As Solicitor General of the United States, Charles Fried, like any good advocate, was often in the position of attempting to generate broad holdings from relatively narrow and particularistic Supreme Court decisions. This was especially true in affirmative action cases. There, the Department of Justice argued that cautious precedents actually stood for the broad proposition that measures designed to put members of disadvantaged groups on a plane of equality should, for constitutional purposes, be treated the same as measures intended to stigmatize or subordinate them. The Supreme Court, however, has consistently rejected this reading of its precedents and the broad …


State Constitutional Law, The United States Supreme Court, And Democratic Accountability: Is There A Crocodile In The Bathtub?, Robert F. Utter Jan 1989

State Constitutional Law, The United States Supreme Court, And Democratic Accountability: Is There A Crocodile In The Bathtub?, Robert F. Utter

Washington Law Review

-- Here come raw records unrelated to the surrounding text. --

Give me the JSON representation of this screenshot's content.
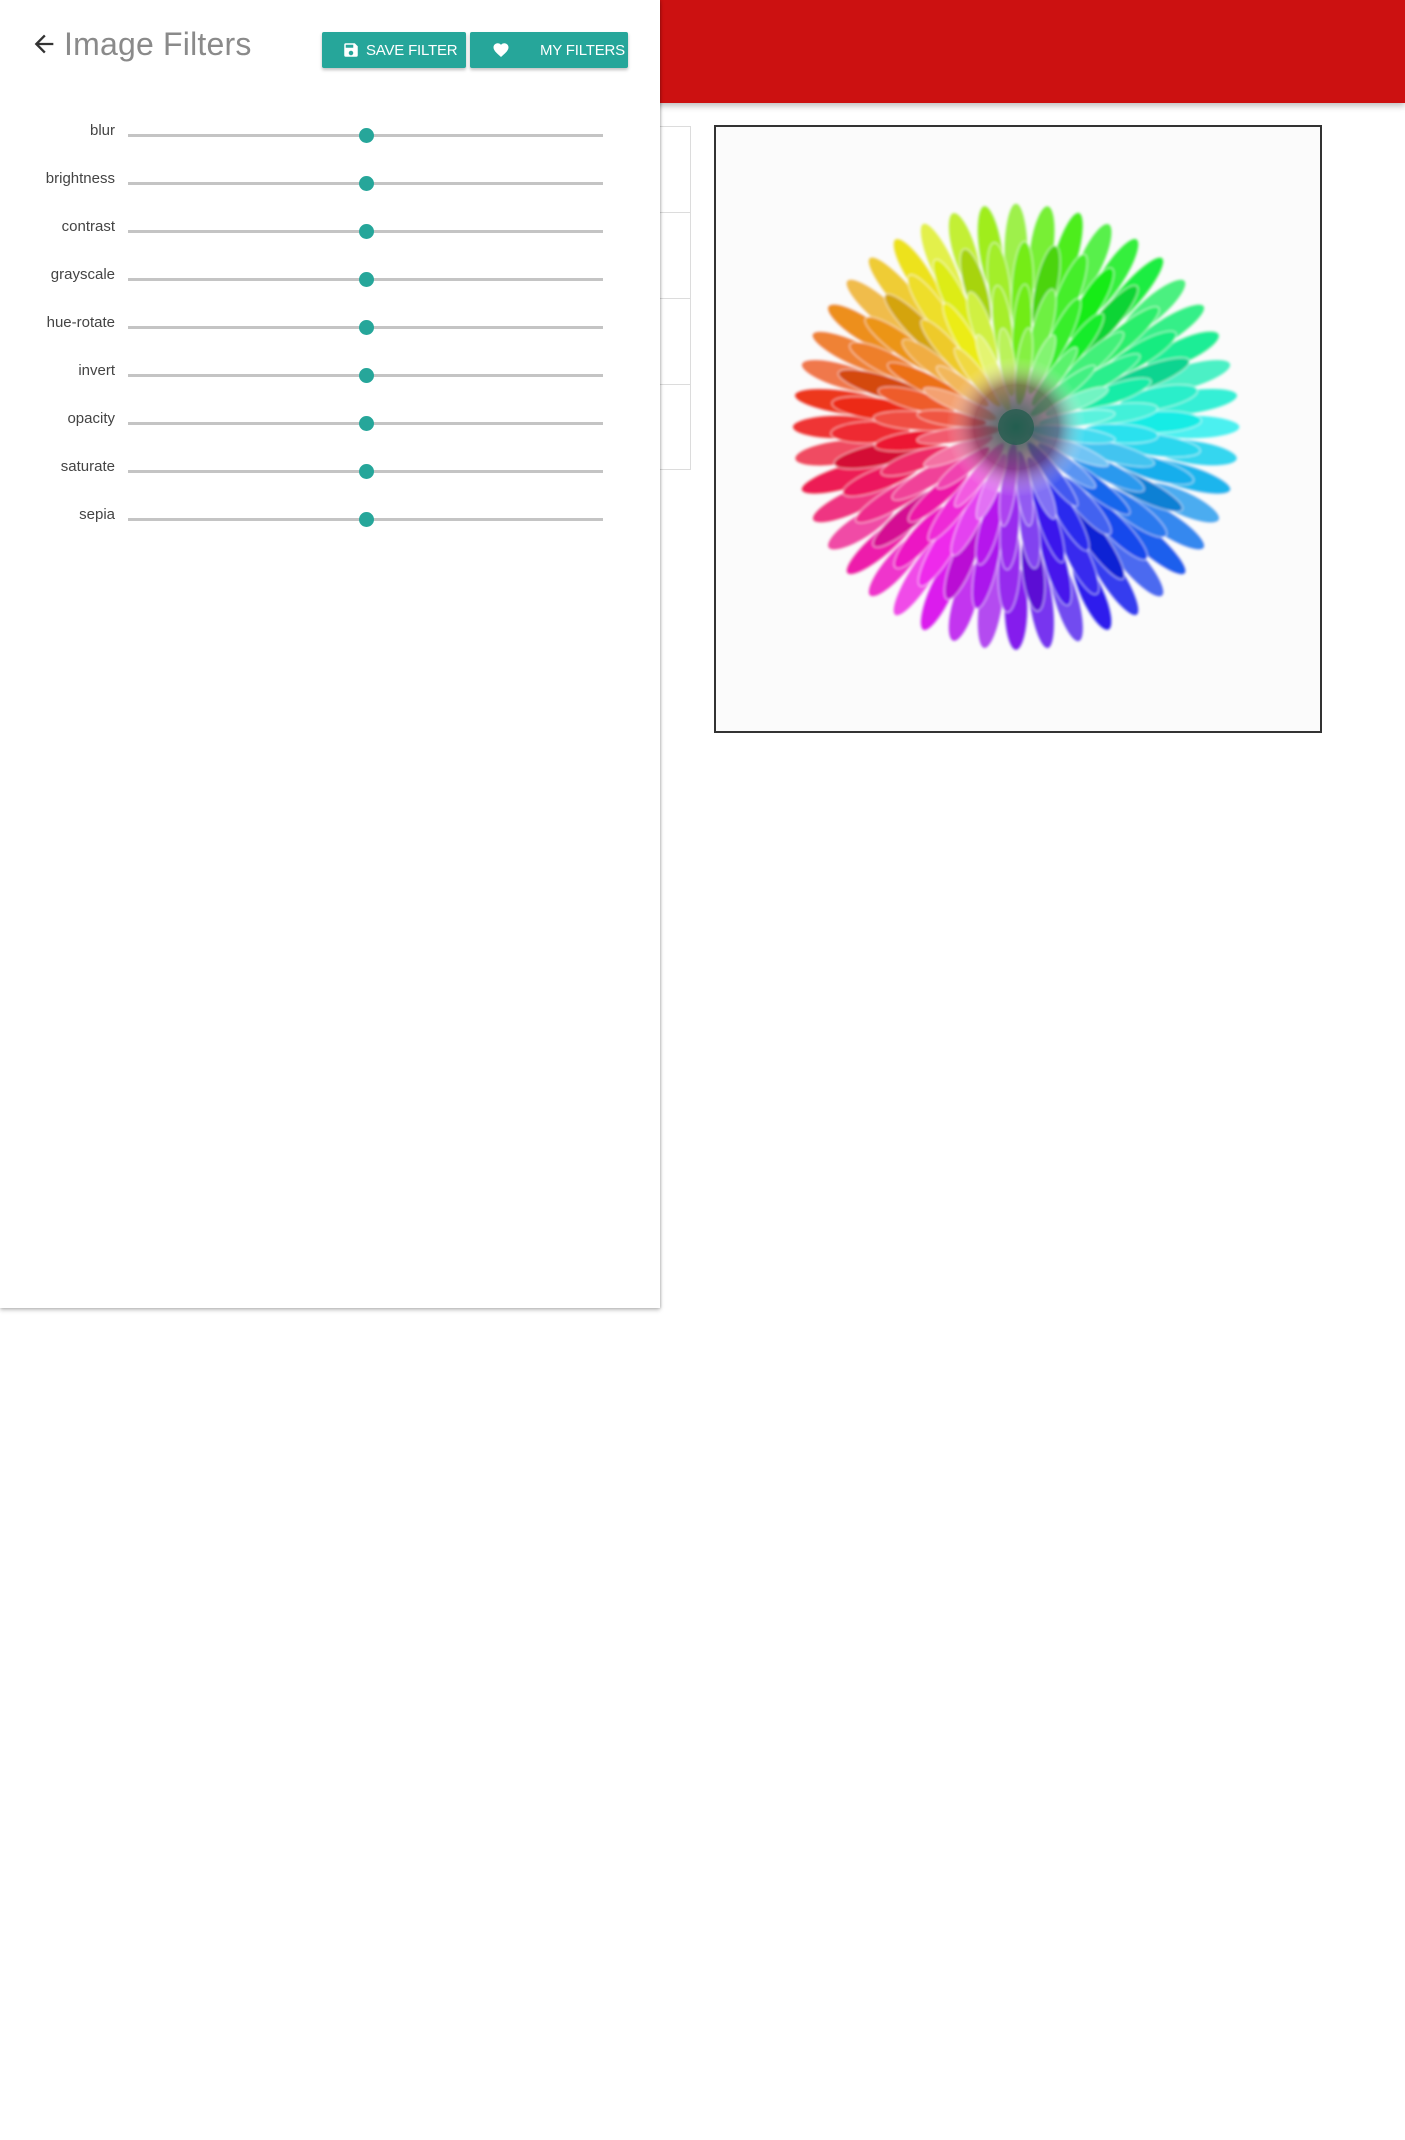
{
  "app": {
    "accent_color": "#26a69a",
    "topbar_color": "#cc1111"
  },
  "panel": {
    "back_icon": "arrow-left-icon",
    "title": "Image Filters",
    "buttons": {
      "save": {
        "label": "SAVE FILTER",
        "icon": "floppy-disk-icon"
      },
      "mine": {
        "label": "MY FILTERS",
        "icon": "heart-icon"
      }
    }
  },
  "filters": [
    {
      "label": "blur",
      "value": 0.5
    },
    {
      "label": "brightness",
      "value": 0.5
    },
    {
      "label": "contrast",
      "value": 0.5
    },
    {
      "label": "grayscale",
      "value": 0.5
    },
    {
      "label": "hue-rotate",
      "value": 0.5
    },
    {
      "label": "invert",
      "value": 0.5
    },
    {
      "label": "opacity",
      "value": 0.5
    },
    {
      "label": "saturate",
      "value": 0.5
    },
    {
      "label": "sepia",
      "value": 0.5
    }
  ],
  "preview": {
    "image": "rainbow-chrysanthemum-photo"
  }
}
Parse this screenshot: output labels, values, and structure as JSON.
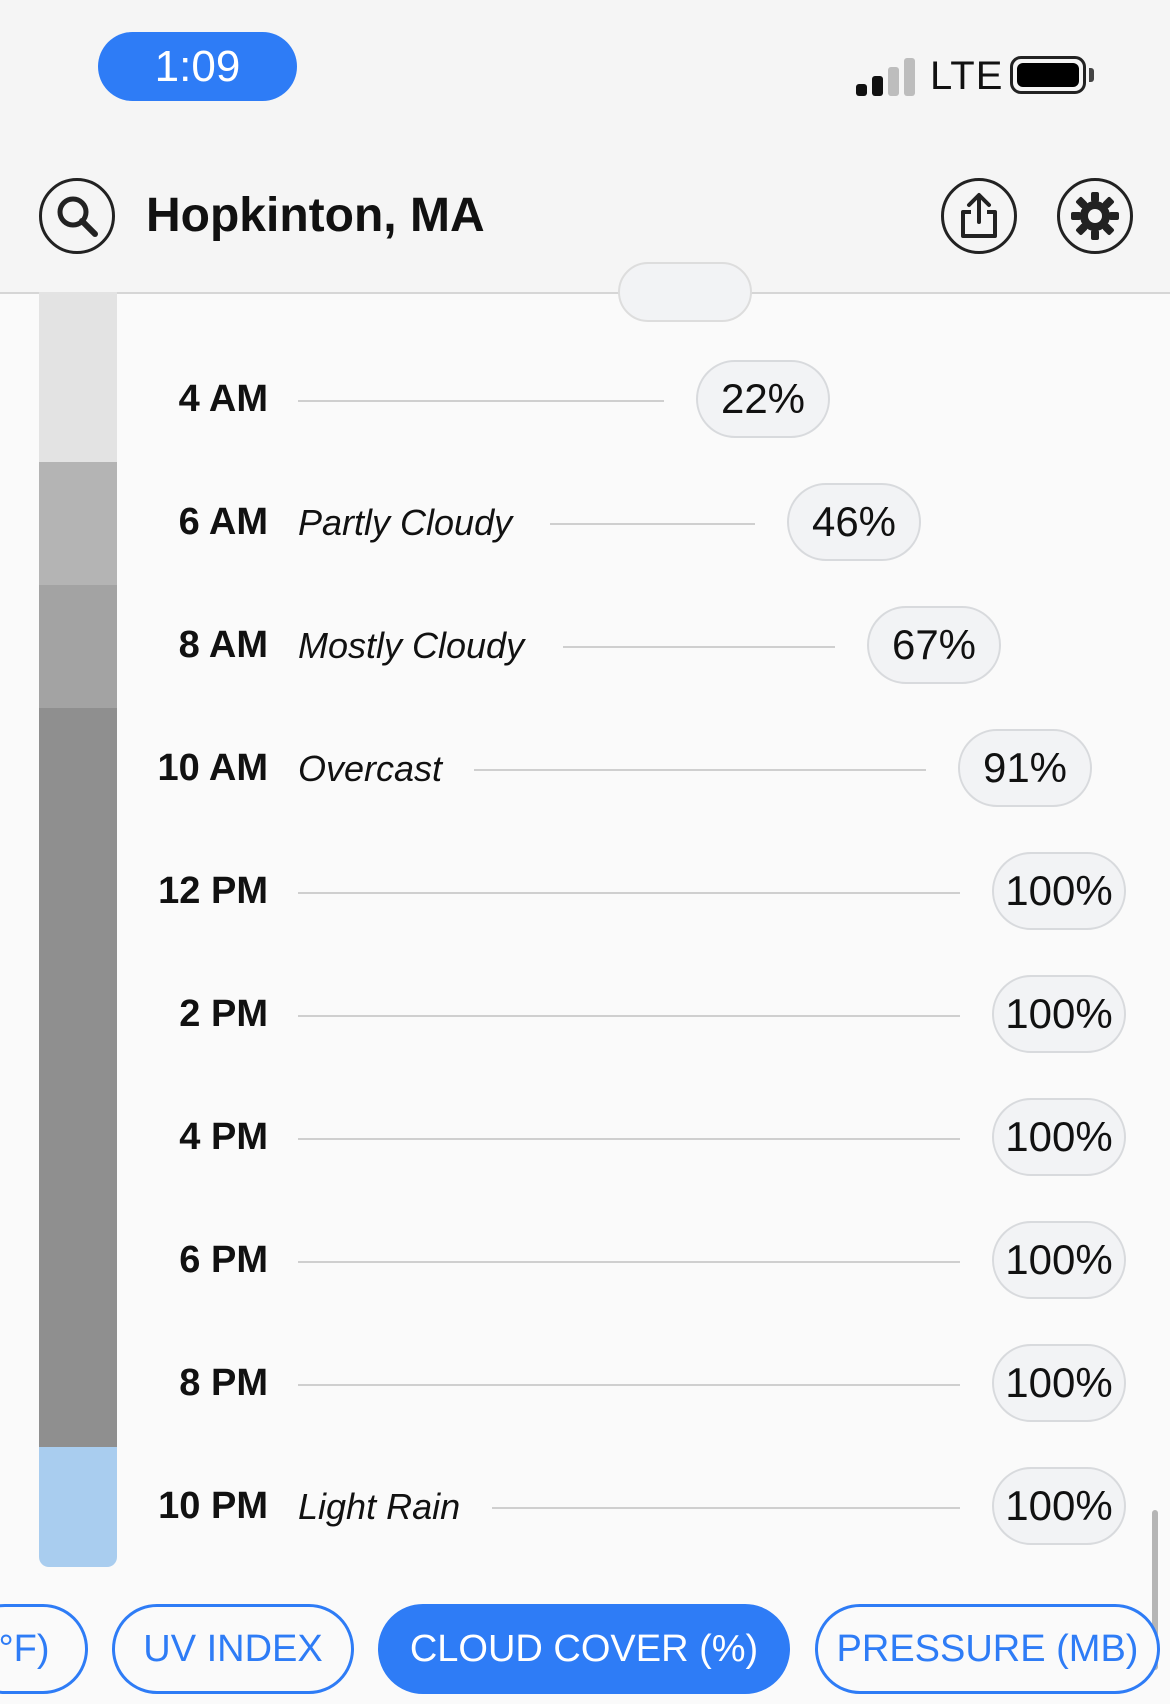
{
  "status_bar": {
    "time": "1:09",
    "network": "LTE",
    "signal_bars_filled": 2,
    "signal_bars_total": 4,
    "battery_level": 1.0
  },
  "header": {
    "location": "Hopkinton, MA",
    "icons": [
      "search-icon",
      "share-icon",
      "gear-icon"
    ]
  },
  "colors": {
    "accent": "#2e7cf6",
    "strip_clear": "#e3e3e3",
    "strip_partly": "#b4b4b4",
    "strip_mostly": "#a3a3a3",
    "strip_overcast": "#8f8f8f",
    "strip_rain": "#a9cdef"
  },
  "forecast": [
    {
      "time": "4 AM",
      "condition": "",
      "value": "22%"
    },
    {
      "time": "6 AM",
      "condition": "Partly Cloudy",
      "value": "46%"
    },
    {
      "time": "8 AM",
      "condition": "Mostly Cloudy",
      "value": "67%"
    },
    {
      "time": "10 AM",
      "condition": "Overcast",
      "value": "91%"
    },
    {
      "time": "12 PM",
      "condition": "",
      "value": "100%"
    },
    {
      "time": "2 PM",
      "condition": "",
      "value": "100%"
    },
    {
      "time": "4 PM",
      "condition": "",
      "value": "100%"
    },
    {
      "time": "6 PM",
      "condition": "",
      "value": "100%"
    },
    {
      "time": "8 PM",
      "condition": "",
      "value": "100%"
    },
    {
      "time": "10 PM",
      "condition": "Light Rain",
      "value": "100%"
    }
  ],
  "tabs": [
    {
      "label": "°F)",
      "active": false
    },
    {
      "label": "UV INDEX",
      "active": false
    },
    {
      "label": "CLOUD COVER (%)",
      "active": true
    },
    {
      "label": "PRESSURE (MB)",
      "active": false
    }
  ]
}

Justice Robert F. Utter of the Washington Supreme Court analyzes the nature of judicial review by state courts interpreting state constitutions. The Article emphasizes the democratic nature of state court decisions. The public may counteract unpopular state court opinions by either voting state court judges out of office or by amending the state constitution. On the other hand, court opinions may be either affirmatively approved or ratified by inaction. State courts also serve as experimental laboratories for the United States Supreme Court by gauging the public response to and practicality of constitutional doctrines. Justice Utter suggests that the more democratic …


The Supreme Court And The Shareholder Litigant: Basic, Inc. V. Levinson In Context, Jayne W. Barnard Jan 1989

The Supreme Court And The Shareholder Litigant: Basic, Inc. V. Levinson In Context, Jayne W. Barnard

Faculty Publications

No abstract provided.


Affirmative Action After Reagan, Neal Devins Jan 1989

Affirmative Action After Reagan, Neal Devins

Faculty Publications

No abstract provided.